"Observing the Solar System" is a fairly complete (a relative term when discussing the Solar System) guide for an amateur astronomer to start viewing the night sky. It has a strong focus on planets and comets, and not as much attention to galaxies and some of the Messier objects. There are twelve chapters:
1. Earth and Sky - half is about basic geology of the Earth and the other half discusses meteors.
2. Moon and planet observer's hardware - this whole chapter is about what type of telescope setup you need for observing the moon and planets.
3. The Solar System framed - discusses CCD cameras for amateur astrophotography
4. Stacking up the Solar System - this whole chapter is about "focus stacking" with astrophotography to get better images.
5. Our Moon - This is one of the better chapters of the book and is very comprehensive for an amateur lunar observer. It discusses lunar characteristics and what you can expect when viewing the moon. I found some very useful info in it that I didn't already know.
6. Mercury and Venus - You're not going to see much in a telescope when observing these two planets due to their size and apparent magnitude, but it discusses their orbits and phases and has some interesting info on transits.
7. Mars - a decent chapter on observing through a telescope, and with the naked eye, as well as the orbit of Mars and its moons.
8. Jupiter - One of the better chapters of the book and that I've found in an amateur astronomer's guide, with information on observing the planet and its moons.
9. Saturn, Uranus, and Neptune - Half about Saturn and its moons, and half about Uranus and Neptune.
10. Small Worlds - Asteroids, Pluto, binocular observing, asteroid photography, and photometry (which I feel is a bit dry and could have been left out).
11. Comets - 1/3 discusses comet behavior, and the rest is about comet photography and photometry.

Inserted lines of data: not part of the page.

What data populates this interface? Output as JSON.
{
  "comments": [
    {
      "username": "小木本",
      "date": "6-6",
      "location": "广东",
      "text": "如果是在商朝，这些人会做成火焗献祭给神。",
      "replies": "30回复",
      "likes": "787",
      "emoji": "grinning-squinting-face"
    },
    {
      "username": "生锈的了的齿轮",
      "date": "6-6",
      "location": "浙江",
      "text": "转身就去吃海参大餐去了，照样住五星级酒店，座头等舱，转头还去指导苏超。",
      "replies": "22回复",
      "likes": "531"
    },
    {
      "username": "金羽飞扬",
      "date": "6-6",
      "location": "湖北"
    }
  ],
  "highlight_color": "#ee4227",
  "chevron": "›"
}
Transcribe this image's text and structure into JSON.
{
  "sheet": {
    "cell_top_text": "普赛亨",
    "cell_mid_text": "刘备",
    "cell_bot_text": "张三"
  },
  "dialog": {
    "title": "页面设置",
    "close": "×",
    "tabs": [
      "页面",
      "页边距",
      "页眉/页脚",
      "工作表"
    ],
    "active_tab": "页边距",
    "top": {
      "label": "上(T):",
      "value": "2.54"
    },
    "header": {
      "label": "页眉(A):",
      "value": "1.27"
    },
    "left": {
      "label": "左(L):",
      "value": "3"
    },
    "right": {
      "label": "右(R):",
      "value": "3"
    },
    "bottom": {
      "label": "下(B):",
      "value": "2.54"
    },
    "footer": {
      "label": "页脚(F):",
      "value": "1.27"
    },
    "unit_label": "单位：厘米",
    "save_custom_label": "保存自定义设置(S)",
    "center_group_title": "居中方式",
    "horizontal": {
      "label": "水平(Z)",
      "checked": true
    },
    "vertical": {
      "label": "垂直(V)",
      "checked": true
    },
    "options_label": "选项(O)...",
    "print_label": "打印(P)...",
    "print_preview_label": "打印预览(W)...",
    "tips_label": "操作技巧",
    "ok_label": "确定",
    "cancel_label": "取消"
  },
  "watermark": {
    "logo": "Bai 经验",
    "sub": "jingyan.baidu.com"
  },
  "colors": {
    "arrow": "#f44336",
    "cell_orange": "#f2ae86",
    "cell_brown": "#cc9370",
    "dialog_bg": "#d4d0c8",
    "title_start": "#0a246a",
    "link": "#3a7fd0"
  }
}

12. Our daytime star - solar characteristics, tips for safe solar viewing without setting your eyeballs on fire, and sunspots.